I’ve been following the Jahi McMath story with interest since it unfolded. The family’s attorney, Christopher Dolan, made the following statement that was published only hours ago in the Los Angeles Times Opinion Section. Already it has generated 269 comments at the time of my post. Browse through some of the comments; an interesting expose of “thought provoking” remarks.
An abbreviated version appears below and link to the full article:
I am the attorney who answered a call for help from Jahi McMath’s family in December.
Despite the incendiary, hateful public rhetoric that has surrounded this case, I believe that self-interest alone should lead most Americans to thank Nailah Winkfield, Jahi’s anguished mother, for her courage.
It has been amazing to see how many people think they have a right to an opinion about this child, this mother, this family and the issues in this case.
For the most part, those who have attacked Jahi’s family argue these simplistic, uninformed points: The family is either stupid, misled by their lawyer or trying to exploit the system. Why can’t they simply accept the doctors’ decrees? Why should they be different?
What happened to Jahi at Children’s Hospital Oakland will most likely be a matter of litigation. But if you were Jahi’s mother, would you want the doctors and hospital authorities you believed had contributed to — or even caused — your child to be declared “brain dead” making final decisions about her?
Over my legal objections, Nailah Winkfield was cruelly made to go to the Alameda County Registrar of Births and Death to get a “death certificate” in order to move Jahi out of the hospital to a site where she could receive care.

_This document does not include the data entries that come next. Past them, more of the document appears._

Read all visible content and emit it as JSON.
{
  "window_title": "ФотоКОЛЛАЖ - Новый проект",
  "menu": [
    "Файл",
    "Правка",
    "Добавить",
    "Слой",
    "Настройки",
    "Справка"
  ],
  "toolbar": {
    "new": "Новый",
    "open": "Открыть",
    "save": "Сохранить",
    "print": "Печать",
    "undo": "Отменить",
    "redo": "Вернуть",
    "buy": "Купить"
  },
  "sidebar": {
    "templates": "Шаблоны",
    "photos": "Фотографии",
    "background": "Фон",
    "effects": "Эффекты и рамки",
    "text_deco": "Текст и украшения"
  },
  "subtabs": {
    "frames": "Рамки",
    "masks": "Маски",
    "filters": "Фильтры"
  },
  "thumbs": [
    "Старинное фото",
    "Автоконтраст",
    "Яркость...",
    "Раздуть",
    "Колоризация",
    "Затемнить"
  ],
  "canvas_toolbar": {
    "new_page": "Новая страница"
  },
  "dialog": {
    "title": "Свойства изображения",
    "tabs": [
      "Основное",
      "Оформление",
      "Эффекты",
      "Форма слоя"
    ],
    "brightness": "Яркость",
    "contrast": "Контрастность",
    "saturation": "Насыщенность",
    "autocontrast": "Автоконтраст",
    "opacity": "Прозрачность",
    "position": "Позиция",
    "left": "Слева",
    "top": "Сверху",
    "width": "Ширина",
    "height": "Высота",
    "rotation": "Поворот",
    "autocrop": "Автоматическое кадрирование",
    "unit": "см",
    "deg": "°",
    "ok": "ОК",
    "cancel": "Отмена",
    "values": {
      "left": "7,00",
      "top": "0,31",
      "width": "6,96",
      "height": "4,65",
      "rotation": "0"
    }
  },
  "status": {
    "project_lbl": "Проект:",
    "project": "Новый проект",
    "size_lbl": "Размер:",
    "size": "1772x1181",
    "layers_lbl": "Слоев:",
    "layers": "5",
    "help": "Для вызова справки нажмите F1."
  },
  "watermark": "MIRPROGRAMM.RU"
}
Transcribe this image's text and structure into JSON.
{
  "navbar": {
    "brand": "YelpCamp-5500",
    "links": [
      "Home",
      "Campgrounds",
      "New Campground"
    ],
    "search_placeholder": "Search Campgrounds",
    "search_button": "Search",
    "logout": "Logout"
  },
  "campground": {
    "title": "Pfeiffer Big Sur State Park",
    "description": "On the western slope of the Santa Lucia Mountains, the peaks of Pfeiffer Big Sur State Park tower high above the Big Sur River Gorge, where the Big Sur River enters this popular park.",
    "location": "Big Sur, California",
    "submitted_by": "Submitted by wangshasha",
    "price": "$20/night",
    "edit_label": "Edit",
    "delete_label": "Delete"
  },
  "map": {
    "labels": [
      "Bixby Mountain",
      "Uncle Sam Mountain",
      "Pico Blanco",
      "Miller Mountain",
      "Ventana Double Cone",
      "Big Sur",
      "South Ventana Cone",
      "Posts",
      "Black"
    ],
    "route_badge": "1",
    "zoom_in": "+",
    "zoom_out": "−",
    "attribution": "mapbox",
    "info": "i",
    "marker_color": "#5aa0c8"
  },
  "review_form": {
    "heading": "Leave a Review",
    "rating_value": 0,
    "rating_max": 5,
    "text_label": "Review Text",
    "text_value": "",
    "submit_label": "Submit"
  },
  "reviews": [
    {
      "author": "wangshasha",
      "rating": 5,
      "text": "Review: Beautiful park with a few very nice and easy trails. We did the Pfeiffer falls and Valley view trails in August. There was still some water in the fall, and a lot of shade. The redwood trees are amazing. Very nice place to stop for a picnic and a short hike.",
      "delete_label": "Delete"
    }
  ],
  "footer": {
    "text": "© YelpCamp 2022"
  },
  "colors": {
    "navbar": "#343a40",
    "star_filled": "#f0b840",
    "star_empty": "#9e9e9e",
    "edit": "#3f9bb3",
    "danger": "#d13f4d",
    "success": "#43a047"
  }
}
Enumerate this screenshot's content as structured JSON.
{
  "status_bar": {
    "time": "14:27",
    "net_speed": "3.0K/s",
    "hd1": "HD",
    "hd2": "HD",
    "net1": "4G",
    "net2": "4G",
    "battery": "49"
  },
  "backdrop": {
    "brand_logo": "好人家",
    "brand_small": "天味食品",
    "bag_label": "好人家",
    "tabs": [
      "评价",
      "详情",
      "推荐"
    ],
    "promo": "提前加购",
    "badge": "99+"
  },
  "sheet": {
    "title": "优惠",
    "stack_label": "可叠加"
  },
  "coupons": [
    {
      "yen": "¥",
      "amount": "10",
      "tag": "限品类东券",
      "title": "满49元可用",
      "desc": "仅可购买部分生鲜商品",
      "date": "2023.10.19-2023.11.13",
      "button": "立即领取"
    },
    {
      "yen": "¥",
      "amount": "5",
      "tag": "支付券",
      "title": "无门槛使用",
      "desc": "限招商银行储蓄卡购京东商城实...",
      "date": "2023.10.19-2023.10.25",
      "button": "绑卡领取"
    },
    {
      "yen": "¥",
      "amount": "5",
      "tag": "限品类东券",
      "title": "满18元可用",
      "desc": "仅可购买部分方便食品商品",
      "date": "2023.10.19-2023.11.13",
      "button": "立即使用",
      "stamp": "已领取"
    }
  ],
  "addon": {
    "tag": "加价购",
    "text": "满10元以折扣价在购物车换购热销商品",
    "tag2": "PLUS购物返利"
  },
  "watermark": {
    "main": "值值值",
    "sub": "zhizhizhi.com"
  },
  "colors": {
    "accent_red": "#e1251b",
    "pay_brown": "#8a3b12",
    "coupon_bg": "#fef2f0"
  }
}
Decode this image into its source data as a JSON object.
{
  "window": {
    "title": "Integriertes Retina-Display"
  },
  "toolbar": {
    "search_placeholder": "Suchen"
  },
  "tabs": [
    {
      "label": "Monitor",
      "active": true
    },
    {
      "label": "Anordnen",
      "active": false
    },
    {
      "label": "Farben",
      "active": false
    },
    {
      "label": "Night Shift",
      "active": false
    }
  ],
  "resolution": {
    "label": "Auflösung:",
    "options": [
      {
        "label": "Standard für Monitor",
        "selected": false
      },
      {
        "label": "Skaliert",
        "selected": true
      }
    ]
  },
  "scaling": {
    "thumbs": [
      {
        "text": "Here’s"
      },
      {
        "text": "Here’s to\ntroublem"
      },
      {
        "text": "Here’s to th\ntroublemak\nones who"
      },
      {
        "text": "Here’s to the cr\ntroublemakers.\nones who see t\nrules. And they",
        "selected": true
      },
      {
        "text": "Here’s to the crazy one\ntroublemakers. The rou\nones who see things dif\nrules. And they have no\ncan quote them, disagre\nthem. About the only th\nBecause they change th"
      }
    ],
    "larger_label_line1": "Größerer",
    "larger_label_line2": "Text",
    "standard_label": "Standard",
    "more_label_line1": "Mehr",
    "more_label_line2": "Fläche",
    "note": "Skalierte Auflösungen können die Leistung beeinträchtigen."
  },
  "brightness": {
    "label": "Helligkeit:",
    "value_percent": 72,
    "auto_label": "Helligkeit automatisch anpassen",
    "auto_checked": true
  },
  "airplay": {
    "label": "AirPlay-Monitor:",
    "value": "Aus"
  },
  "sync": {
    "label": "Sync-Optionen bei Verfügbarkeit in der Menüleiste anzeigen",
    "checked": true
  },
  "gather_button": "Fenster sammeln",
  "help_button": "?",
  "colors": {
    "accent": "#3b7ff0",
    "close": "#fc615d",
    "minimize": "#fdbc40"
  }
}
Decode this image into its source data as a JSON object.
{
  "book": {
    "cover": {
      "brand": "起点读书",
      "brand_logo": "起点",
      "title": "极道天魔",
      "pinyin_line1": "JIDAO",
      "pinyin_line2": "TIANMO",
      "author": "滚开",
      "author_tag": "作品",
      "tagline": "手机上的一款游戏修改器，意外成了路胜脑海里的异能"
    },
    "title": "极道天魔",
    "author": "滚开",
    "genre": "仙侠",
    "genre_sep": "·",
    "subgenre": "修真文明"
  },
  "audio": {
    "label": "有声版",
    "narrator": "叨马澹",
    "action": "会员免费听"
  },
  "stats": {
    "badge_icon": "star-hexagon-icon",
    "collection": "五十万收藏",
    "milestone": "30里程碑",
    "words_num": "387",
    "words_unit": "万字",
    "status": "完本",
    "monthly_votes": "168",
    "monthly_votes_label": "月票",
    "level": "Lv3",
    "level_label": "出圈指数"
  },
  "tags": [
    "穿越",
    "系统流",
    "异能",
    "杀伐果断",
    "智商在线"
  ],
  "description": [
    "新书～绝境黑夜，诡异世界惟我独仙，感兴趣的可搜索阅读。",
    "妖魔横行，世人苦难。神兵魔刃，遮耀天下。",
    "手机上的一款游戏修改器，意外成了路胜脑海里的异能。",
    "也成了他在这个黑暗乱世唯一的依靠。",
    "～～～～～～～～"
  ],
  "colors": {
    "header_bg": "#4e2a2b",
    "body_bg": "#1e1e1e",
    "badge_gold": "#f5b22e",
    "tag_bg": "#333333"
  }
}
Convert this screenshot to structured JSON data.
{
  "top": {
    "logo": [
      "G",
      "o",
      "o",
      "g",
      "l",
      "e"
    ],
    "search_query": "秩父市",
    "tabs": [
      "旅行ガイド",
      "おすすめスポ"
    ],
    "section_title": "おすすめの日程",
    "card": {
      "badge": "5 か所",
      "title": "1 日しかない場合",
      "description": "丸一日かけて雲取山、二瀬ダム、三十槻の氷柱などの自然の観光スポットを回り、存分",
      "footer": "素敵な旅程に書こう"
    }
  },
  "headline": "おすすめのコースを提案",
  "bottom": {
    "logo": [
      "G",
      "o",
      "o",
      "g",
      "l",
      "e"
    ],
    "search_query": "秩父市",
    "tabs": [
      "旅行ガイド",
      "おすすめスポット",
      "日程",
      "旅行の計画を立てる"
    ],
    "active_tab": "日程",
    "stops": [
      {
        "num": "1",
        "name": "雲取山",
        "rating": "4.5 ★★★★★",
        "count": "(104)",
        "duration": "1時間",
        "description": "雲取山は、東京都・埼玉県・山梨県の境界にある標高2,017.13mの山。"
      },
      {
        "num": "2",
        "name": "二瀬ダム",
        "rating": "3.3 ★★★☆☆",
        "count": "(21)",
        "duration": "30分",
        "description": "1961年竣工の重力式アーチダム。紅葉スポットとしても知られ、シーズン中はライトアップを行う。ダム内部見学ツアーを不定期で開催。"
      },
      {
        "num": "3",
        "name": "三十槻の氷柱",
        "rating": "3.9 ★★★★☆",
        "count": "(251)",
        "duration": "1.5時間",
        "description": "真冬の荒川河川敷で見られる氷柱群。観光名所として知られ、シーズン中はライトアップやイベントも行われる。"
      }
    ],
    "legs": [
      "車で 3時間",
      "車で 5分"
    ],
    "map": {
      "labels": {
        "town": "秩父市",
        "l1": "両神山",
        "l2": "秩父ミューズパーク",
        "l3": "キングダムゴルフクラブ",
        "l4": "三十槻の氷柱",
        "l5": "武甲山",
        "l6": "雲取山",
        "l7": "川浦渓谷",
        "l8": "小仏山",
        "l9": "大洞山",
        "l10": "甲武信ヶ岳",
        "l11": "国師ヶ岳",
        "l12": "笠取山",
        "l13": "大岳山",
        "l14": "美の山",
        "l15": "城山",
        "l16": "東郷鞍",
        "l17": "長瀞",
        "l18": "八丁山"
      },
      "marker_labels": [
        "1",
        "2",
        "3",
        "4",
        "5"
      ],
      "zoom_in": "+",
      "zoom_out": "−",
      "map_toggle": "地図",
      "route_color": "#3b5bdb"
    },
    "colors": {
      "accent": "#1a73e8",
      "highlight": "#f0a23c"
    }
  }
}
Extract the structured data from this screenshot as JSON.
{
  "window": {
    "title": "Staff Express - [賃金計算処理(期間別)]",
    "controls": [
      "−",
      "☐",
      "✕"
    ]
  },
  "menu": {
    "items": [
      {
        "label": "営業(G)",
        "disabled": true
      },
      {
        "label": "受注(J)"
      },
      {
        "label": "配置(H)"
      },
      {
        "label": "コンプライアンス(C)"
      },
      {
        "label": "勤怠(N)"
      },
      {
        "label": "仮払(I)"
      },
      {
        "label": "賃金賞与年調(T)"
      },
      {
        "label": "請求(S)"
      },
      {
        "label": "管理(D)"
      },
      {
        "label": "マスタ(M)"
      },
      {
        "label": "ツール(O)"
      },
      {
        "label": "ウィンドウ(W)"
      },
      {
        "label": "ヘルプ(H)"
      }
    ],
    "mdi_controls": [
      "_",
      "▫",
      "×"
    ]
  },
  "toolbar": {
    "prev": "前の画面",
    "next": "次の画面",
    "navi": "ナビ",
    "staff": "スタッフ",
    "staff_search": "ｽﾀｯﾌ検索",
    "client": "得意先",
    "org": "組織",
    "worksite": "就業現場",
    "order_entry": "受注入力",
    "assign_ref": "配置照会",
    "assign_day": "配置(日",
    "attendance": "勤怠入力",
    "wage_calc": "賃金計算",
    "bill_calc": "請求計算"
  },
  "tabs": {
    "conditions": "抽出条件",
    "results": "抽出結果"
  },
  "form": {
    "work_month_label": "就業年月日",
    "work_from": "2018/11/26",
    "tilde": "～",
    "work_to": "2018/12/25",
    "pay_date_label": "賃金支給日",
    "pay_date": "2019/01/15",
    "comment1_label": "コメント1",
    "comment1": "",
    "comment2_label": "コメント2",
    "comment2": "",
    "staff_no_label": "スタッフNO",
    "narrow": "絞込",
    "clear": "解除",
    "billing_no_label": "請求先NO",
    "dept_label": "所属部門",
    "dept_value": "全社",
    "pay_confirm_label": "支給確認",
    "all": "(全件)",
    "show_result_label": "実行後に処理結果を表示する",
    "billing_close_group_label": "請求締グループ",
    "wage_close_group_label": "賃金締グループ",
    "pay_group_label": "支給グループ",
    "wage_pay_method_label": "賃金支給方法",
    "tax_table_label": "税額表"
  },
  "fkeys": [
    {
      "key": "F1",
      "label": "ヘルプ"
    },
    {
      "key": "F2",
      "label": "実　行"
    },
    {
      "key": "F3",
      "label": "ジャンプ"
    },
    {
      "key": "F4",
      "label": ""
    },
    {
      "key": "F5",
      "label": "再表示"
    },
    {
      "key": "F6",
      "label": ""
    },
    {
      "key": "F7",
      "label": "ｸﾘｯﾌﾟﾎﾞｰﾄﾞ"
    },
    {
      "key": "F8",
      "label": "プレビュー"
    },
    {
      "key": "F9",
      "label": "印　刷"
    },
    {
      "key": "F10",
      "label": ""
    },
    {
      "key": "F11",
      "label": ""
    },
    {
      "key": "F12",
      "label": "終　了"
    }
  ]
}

Those who condemn Jahi’s family appear to have no idea that doctor-decreed “brain death” is not sufficient as a declaration of death everywhere in the United States.
In New Jersey and New York, for example, there is accommodation for those who do not accept “brain death” as the appropriate criterion.
And the rush to abrogate Nailah and Jahi’s constitutional rights is as reprehensible as the widespread ignorance about the limits of “brain death.” These rights include the 1st Amendment right to freedom of expression of religion, and the 4th and 14th amendment rights to privacy and personal liberty.
Nailah’s fight is the fight of a loving mother for her child. It is a fight for privacy in the making of a medical decision. It is a fight for a strongly held belief in the miracles and mercy promised by the Bible.
Jahi McMath’s family are brave, loving, honorable hardworking people. They are not fools. They know the odds. They want time, free from the threats of the hospital to pull the plug. They want Jahi to be somewhere where people care for her and do not call her “the body.”
Trust me, they will happily disappear from the public spotlight — if you will let them.